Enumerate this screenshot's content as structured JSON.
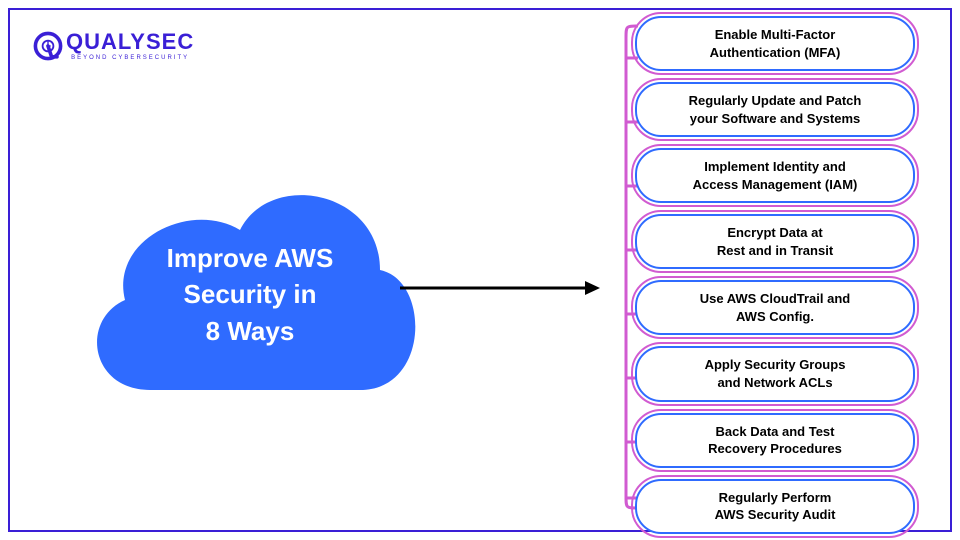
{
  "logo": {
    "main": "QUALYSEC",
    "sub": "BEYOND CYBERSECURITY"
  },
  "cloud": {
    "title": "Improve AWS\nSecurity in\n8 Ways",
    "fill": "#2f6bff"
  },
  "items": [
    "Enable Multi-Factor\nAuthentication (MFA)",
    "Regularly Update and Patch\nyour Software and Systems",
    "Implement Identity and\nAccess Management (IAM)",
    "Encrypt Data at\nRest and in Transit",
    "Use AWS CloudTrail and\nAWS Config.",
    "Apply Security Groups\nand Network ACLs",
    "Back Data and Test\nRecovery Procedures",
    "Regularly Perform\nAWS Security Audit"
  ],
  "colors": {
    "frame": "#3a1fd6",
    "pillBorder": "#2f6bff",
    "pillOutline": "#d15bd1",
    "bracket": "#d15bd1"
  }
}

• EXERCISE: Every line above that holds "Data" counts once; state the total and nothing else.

• RESPONSE: 2